== What the task requires ==
Would you please retype the records that follow, word for word?

Material for this exercise below:

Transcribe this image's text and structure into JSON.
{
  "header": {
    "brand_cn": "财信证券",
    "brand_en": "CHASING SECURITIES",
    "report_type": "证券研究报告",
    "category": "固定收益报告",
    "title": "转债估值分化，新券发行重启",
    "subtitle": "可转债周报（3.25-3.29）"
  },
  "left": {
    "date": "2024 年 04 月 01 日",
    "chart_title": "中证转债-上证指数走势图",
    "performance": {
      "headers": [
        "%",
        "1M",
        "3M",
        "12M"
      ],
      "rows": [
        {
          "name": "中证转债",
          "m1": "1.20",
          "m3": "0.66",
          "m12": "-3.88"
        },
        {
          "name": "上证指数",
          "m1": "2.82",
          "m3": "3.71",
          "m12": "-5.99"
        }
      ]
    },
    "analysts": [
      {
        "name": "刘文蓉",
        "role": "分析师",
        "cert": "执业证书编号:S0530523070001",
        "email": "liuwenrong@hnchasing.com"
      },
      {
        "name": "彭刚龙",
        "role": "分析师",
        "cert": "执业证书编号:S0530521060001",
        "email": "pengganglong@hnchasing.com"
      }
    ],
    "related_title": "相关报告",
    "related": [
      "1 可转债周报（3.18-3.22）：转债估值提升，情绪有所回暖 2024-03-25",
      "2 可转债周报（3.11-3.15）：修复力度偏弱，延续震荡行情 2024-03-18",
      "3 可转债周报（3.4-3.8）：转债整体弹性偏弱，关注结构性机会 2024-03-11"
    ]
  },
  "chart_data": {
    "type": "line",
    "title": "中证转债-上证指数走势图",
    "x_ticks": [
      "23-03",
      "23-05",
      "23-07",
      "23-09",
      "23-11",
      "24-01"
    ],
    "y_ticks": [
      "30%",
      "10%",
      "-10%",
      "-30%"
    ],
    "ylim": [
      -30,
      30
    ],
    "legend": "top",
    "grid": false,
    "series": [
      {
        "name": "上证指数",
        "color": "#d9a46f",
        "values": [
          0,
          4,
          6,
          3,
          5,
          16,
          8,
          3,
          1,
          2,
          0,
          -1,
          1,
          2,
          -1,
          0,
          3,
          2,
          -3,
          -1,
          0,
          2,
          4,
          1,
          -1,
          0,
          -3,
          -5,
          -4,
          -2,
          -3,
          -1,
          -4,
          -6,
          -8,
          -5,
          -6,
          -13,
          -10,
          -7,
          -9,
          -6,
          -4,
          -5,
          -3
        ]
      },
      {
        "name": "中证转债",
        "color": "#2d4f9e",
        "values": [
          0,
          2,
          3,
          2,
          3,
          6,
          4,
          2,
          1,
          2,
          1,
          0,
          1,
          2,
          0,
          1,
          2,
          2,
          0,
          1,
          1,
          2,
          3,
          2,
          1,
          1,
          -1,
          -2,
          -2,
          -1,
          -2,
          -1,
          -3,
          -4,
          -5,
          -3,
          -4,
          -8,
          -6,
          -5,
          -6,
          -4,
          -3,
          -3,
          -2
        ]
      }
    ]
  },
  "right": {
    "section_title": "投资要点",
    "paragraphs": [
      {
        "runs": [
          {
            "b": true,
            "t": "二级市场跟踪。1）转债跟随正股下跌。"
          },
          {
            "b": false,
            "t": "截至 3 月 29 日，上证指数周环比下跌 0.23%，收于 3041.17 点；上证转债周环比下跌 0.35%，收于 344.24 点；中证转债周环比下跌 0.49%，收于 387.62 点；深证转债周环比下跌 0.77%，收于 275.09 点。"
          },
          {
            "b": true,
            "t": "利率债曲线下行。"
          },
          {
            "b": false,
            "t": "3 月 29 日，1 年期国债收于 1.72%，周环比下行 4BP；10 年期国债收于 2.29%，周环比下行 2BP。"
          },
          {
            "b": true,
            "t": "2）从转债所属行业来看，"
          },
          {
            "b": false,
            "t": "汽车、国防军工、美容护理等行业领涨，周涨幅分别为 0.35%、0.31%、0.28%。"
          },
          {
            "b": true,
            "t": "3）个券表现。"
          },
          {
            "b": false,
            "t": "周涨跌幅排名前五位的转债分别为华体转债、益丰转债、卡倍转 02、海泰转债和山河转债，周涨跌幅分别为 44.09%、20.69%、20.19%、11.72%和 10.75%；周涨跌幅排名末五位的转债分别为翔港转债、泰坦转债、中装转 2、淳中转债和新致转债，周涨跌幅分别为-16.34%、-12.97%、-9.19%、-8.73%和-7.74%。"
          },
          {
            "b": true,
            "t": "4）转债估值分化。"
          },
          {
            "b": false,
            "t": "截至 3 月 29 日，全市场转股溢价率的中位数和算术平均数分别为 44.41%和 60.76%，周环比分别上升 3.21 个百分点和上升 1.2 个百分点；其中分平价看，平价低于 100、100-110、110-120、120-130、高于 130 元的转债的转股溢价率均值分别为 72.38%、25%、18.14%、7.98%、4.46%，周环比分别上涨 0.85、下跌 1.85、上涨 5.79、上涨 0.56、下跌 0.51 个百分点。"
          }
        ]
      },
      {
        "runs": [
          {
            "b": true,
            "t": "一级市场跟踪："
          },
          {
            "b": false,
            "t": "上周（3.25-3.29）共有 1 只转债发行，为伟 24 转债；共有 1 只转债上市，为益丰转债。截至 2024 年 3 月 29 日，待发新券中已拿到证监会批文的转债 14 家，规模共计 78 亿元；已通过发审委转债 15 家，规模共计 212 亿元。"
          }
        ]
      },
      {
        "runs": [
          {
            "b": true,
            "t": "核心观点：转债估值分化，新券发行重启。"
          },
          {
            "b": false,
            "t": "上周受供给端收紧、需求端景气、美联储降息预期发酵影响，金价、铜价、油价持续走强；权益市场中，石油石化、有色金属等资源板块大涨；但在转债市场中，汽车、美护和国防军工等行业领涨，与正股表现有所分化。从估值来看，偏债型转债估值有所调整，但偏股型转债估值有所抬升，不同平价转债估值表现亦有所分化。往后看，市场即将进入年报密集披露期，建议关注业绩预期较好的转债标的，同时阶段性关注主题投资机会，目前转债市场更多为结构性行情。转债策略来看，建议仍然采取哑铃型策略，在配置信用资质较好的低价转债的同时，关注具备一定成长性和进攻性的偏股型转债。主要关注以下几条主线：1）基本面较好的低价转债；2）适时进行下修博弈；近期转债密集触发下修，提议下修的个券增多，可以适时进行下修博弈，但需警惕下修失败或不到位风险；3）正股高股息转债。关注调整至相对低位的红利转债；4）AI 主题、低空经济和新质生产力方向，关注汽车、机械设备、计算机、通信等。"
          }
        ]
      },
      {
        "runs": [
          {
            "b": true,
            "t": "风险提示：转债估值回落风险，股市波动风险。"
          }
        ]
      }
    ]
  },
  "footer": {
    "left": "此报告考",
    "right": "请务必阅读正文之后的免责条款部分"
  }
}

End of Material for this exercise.

== Response to the task ==
Transcribe this image's text and structure into JSON.
{
  "header": {
    "brand_cn": "财信证券",
    "brand_en": "CHASING SECURITIES",
    "report_type": "证券研究报告",
    "category": "固定收益报告",
    "title": "转债估值分化，新券发行重启",
    "subtitle": "可转债周报（3.25-3.29）"
  },
  "left": {
    "date": "2024 年 04 月 01 日",
    "chart_title": "中证转债-上证指数走势图",
    "performance": {
      "headers": [
        "%",
        "1M",
        "3M",
        "12M"
      ],
      "rows": [
        {
          "name": "中证转债",
          "m1": "1.20",
          "m3": "0.66",
          "m12": "-3.88"
        },
        {
          "name": "上证指数",
          "m1": "2.82",
          "m3": "3.71",
          "m12": "-5.99"
        }
      ]
    },
    "analysts": [
      {
        "name": "刘文蓉",
        "role": "分析师",
        "cert": "执业证书编号:S0530523070001",
        "email": "liuwenrong@hnchasing.com"
      },
      {
        "name": "彭刚龙",
        "role": "分析师",
        "cert": "执业证书编号:S0530521060001",
        "email": "pengganglong@hnchasing.com"
      }
    ],
    "related_title": "相关报告",
    "related": [
      "1 可转债周报（3.18-3.22）：转债估值提升，情绪有所回暖 2024-03-25",
      "2 可转债周报（3.11-3.15）：修复力度偏弱，延续震荡行情 2024-03-18",
      "3 可转债周报（3.4-3.8）：转债整体弹性偏弱，关注结构性机会 2024-03-11"
    ]
  },
  "chart_data": {
    "type": "line",
    "title": "中证转债-上证指数走势图",
    "x_ticks": [
      "23-03",
      "23-05",
      "23-07",
      "23-09",
      "23-11",
      "24-01"
    ],
    "y_ticks": [
      "30%",
      "10%",
      "-10%",
      "-30%"
    ],
    "ylim": [
      -30,
      30
    ],
    "legend": "top",
    "grid": false,
    "series": [
      {
        "name": "上证指数",
        "color": "#d9a46f",
        "values": [
          0,
          4,
          6,
          3,
          5,
          16,
          8,
          3,
          1,
          2,
          0,
          -1,
          1,
          2,
          -1,
          0,
          3,
          2,
          -3,
          -1,
          0,
          2,
          4,
          1,
          -1,
          0,
          -3,
          -5,
          -4,
          -2,
          -3,
          -1,
          -4,
          -6,
          -8,
          -5,
          -6,
          -13,
          -10,
          -7,
          -9,
          -6,
          -4,
          -5,
          -3
        ]
      },
      {
        "name": "中证转债",
        "color": "#2d4f9e",
        "values": [
          0,
          2,
          3,
          2,
          3,
          6,
          4,
          2,
          1,
          2,
          1,
          0,
          1,
          2,
          0,
          1,
          2,
          2,
          0,
          1,
          1,
          2,
          3,
          2,
          1,
          1,
          -1,
          -2,
          -2,
          -1,
          -2,
          -1,
          -3,
          -4,
          -5,
          -3,
          -4,
          -8,
          -6,
          -5,
          -6,
          -4,
          -3,
          -3,
          -2
        ]
      }
    ]
  },
  "right": {
    "section_title": "投资要点",
    "paragraphs": [
      {
        "runs": [
          {
            "b": true,
            "t": "二级市场跟踪。1）转债跟随正股下跌。"
          },
          {
            "b": false,
            "t": "截至 3 月 29 日，上证指数周环比下跌 0.23%，收于 3041.17 点；上证转债周环比下跌 0.35%，收于 344.24 点；中证转债周环比下跌 0.49%，收于 387.62 点；深证转债周环比下跌 0.77%，收于 275.09 点。"
          },
          {
            "b": true,
            "t": "利率债曲线下行。"
          },
          {
            "b": false,
            "t": "3 月 29 日，1 年期国债收于 1.72%，周环比下行 4BP；10 年期国债收于 2.29%，周环比下行 2BP。"
          },
          {
            "b": true,
            "t": "2）从转债所属行业来看，"
          },
          {
            "b": false,
            "t": "汽车、国防军工、美容护理等行业领涨，周涨幅分别为 0.35%、0.31%、0.28%。"
          },
          {
            "b": true,
            "t": "3）个券表现。"
          },
          {
            "b": false,
            "t": "周涨跌幅排名前五位的转债分别为华体转债、益丰转债、卡倍转 02、海泰转债和山河转债，周涨跌幅分别为 44.09%、20.69%、20.19%、11.72%和 10.75%；周涨跌幅排名末五位的转债分别为翔港转债、泰坦转债、中装转 2、淳中转债和新致转债，周涨跌幅分别为-16.34%、-12.97%、-9.19%、-8.73%和-7.74%。"
          },
          {
            "b": true,
            "t": "4）转债估值分化。"
          },
          {
            "b": false,
            "t": "截至 3 月 29 日，全市场转股溢价率的中位数和算术平均数分别为 44.41%和 60.76%，周环比分别上升 3.21 个百分点和上升 1.2 个百分点；其中分平价看，平价低于 100、100-110、110-120、120-130、高于 130 元的转债的转股溢价率均值分别为 72.38%、25%、18.14%、7.98%、4.46%，周环比分别上涨 0.85、下跌 1.85、上涨 5.79、上涨 0.56、下跌 0.51 个百分点。"
          }
        ]
      },
      {
        "runs": [
          {
            "b": true,
            "t": "一级市场跟踪："
          },
          {
            "b": false,
            "t": "上周（3.25-3.29）共有 1 只转债发行，为伟 24 转债；共有 1 只转债上市，为益丰转债。截至 2024 年 3 月 29 日，待发新券中已拿到证监会批文的转债 14 家，规模共计 78 亿元；已通过发审委转债 15 家，规模共计 212 亿元。"
          }
        ]
      },
      {
        "runs": [
          {
            "b": true,
            "t": "核心观点：转债估值分化，新券发行重启。"
          },
          {
            "b": false,
            "t": "上周受供给端收紧、需求端景气、美联储降息预期发酵影响，金价、铜价、油价持续走强；权益市场中，石油石化、有色金属等资源板块大涨；但在转债市场中，汽车、美护和国防军工等行业领涨，与正股表现有所分化。从估值来看，偏债型转债估值有所调整，但偏股型转债估值有所抬升，不同平价转债估值表现亦有所分化。往后看，市场即将进入年报密集披露期，建议关注业绩预期较好的转债标的，同时阶段性关注主题投资机会，目前转债市场更多为结构性行情。转债策略来看，建议仍然采取哑铃型策略，在配置信用资质较好的低价转债的同时，关注具备一定成长性和进攻性的偏股型转债。主要关注以下几条主线：1）基本面较好的低价转债；2）适时进行下修博弈；近期转债密集触发下修，提议下修的个券增多，可以适时进行下修博弈，但需警惕下修失败或不到位风险；3）正股高股息转债。关注调整至相对低位的红利转债；4）AI 主题、低空经济和新质生产力方向，关注汽车、机械设备、计算机、通信等。"
          }
        ]
      },
      {
        "runs": [
          {
            "b": true,
            "t": "风险提示：转债估值回落风险，股市波动风险。"
          }
        ]
      }
    ]
  },
  "footer": {
    "left": "此报告考",
    "right": "请务必阅读正文之后的免责条款部分"
  }
}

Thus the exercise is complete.